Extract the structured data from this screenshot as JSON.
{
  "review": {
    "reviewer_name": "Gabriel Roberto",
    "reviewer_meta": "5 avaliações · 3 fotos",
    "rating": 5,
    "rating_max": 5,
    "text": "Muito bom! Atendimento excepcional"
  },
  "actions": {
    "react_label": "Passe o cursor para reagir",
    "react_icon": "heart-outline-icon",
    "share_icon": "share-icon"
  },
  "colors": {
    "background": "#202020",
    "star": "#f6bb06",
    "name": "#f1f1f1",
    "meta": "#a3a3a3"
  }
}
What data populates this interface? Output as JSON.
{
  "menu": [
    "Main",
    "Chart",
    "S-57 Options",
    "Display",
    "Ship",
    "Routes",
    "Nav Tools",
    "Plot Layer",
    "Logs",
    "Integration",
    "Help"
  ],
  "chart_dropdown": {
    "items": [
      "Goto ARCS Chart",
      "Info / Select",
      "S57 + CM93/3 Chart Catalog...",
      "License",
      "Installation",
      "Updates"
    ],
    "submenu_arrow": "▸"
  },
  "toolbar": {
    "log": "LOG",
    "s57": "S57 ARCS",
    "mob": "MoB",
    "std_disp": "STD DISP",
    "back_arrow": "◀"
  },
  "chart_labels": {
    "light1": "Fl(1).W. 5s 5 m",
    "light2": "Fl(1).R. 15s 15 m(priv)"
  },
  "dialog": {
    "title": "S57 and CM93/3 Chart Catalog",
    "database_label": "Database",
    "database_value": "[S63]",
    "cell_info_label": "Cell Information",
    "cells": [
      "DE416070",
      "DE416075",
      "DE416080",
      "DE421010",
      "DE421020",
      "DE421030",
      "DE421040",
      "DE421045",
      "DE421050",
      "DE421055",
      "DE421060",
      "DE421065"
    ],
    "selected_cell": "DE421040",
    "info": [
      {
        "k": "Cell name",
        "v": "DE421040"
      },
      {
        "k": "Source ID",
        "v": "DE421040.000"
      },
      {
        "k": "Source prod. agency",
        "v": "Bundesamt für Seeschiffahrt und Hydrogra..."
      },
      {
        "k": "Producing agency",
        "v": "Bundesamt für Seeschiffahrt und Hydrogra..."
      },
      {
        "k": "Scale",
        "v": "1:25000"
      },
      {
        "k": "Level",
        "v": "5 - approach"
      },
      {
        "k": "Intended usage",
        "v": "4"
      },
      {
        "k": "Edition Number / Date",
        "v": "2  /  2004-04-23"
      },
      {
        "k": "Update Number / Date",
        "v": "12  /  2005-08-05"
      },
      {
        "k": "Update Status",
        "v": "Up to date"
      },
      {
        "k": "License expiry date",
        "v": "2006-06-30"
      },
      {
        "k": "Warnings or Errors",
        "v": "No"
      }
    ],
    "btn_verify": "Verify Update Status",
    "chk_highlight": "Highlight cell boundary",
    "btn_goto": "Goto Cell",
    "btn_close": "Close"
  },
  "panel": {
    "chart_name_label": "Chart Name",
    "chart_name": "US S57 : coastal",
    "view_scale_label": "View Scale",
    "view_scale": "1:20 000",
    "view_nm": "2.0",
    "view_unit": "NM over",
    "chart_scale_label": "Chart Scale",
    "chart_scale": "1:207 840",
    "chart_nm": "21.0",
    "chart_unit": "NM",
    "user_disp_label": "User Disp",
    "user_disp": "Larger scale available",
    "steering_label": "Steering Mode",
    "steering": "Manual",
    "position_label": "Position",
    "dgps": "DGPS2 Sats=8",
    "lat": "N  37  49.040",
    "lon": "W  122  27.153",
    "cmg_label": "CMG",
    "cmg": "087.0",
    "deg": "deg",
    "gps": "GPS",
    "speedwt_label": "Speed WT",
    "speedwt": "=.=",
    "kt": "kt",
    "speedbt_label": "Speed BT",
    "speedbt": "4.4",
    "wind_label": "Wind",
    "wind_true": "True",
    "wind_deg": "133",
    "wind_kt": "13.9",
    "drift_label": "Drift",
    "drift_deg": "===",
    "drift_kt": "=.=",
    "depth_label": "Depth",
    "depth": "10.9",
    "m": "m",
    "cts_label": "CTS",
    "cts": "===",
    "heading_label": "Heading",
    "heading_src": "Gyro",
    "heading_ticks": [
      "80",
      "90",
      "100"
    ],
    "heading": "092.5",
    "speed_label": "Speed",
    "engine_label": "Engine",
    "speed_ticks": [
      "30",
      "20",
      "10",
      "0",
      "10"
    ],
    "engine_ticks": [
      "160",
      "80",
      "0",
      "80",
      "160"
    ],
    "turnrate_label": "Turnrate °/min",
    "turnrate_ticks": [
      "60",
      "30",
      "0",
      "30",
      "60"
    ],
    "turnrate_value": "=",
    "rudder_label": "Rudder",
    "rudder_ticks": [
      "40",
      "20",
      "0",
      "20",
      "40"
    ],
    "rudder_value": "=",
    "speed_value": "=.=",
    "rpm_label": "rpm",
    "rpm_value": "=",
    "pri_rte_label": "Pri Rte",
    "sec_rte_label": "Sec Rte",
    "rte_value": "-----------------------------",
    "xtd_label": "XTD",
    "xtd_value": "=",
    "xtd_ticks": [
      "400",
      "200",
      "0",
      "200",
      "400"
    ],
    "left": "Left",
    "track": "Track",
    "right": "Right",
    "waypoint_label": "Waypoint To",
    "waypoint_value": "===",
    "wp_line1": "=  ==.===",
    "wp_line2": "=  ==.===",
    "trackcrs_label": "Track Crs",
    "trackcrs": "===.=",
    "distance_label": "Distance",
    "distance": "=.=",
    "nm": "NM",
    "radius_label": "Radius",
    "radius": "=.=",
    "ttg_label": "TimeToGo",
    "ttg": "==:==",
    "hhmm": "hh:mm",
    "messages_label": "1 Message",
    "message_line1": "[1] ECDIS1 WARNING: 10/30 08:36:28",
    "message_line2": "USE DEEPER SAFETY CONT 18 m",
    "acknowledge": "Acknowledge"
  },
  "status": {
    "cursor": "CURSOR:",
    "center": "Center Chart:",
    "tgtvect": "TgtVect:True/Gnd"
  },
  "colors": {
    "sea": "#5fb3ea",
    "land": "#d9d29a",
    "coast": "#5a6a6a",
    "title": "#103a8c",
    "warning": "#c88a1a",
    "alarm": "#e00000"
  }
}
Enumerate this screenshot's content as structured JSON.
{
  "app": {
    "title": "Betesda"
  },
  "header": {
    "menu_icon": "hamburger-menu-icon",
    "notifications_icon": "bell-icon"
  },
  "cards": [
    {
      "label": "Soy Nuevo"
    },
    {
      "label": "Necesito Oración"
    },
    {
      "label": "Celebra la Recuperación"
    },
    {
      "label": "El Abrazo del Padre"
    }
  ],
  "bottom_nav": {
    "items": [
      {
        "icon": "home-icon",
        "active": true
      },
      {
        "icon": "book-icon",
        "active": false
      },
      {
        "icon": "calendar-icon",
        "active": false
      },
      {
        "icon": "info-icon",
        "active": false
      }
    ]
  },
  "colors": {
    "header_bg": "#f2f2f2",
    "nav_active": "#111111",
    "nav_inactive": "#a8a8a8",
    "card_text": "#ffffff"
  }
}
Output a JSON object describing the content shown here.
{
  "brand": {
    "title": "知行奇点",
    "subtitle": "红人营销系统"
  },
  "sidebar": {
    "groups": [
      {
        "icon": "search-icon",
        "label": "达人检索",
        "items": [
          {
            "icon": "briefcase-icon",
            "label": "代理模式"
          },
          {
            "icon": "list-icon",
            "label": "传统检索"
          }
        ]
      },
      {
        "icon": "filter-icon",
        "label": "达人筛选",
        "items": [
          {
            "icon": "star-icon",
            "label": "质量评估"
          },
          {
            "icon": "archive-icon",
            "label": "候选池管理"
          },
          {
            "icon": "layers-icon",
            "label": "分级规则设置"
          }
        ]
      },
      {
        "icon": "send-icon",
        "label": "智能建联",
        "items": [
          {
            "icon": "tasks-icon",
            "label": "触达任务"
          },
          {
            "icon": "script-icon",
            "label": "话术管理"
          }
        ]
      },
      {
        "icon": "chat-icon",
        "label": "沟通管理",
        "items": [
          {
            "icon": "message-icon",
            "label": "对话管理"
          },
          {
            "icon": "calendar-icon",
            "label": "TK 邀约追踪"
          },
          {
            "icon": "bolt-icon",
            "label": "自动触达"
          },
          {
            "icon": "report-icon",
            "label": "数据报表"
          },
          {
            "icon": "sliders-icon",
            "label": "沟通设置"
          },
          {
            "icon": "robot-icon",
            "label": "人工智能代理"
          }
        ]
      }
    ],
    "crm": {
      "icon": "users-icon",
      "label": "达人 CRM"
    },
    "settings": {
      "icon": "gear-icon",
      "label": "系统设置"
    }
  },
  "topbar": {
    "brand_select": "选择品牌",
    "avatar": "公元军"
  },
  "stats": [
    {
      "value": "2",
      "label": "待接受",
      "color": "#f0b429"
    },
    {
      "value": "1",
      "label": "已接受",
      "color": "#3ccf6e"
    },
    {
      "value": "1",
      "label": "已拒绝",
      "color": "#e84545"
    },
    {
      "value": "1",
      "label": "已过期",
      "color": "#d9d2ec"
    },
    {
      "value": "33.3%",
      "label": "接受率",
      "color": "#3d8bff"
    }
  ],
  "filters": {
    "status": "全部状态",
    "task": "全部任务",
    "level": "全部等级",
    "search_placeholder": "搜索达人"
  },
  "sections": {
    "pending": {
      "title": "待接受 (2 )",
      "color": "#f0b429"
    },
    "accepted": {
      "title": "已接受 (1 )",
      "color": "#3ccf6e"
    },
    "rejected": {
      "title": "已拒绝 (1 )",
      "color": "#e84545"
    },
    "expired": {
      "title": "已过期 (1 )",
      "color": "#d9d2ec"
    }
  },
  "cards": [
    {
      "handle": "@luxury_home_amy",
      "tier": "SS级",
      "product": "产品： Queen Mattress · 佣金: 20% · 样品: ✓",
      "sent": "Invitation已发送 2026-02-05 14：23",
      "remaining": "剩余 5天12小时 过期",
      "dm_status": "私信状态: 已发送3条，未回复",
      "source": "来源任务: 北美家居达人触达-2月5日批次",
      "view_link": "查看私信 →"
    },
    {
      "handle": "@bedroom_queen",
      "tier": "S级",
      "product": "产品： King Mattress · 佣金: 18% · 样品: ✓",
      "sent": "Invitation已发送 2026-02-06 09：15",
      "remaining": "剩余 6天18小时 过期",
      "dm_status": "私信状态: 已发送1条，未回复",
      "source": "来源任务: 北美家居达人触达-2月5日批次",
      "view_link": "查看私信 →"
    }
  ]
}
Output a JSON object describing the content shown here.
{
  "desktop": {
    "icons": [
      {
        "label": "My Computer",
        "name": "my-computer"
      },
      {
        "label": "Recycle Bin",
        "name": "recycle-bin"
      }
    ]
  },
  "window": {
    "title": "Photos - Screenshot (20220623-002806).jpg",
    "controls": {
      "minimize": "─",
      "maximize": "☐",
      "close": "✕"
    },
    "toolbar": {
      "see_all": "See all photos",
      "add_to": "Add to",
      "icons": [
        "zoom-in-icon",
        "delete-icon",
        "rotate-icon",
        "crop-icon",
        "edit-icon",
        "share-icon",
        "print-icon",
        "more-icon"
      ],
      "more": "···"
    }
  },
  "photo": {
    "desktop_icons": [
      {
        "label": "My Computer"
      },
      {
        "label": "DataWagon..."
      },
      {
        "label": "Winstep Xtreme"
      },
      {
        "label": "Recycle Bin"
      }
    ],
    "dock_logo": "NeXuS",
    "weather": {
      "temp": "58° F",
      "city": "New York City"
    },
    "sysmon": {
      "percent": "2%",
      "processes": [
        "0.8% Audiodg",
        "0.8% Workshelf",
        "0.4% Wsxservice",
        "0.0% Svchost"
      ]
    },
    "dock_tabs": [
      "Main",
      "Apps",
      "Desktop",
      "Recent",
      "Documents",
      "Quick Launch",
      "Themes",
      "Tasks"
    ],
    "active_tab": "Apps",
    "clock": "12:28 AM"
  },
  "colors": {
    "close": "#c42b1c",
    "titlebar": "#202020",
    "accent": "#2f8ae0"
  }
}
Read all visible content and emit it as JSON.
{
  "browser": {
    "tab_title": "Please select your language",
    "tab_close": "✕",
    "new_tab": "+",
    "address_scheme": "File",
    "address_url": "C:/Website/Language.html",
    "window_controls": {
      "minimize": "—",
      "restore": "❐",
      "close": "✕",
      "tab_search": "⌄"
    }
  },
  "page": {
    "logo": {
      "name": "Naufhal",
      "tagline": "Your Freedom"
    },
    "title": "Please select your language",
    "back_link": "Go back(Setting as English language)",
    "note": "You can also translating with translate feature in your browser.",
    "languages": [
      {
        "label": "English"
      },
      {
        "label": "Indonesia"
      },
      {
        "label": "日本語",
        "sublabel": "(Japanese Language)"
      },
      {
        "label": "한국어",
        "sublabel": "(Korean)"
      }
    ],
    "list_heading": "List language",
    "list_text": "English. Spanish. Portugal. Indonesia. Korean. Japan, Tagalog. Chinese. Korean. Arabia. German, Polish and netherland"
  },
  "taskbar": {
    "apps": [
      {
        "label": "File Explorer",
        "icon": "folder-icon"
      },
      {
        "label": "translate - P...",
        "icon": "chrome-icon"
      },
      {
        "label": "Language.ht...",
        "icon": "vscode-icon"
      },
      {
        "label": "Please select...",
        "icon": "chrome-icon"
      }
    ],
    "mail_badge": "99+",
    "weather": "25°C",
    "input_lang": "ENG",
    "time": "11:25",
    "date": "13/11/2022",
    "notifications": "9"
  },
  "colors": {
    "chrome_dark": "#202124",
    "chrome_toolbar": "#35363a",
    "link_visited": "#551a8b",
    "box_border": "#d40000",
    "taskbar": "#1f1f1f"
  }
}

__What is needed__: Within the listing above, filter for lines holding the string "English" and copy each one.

__Reply to the exercise__:
    "back_link": "Go back(Setting as English language)",
        "label": "English"
    "list_text": "English. Spanish. Portugal. Indonesia. Korean. Japan, Tagalog. Chinese. Korean. Arabia. German, Polish and netherland"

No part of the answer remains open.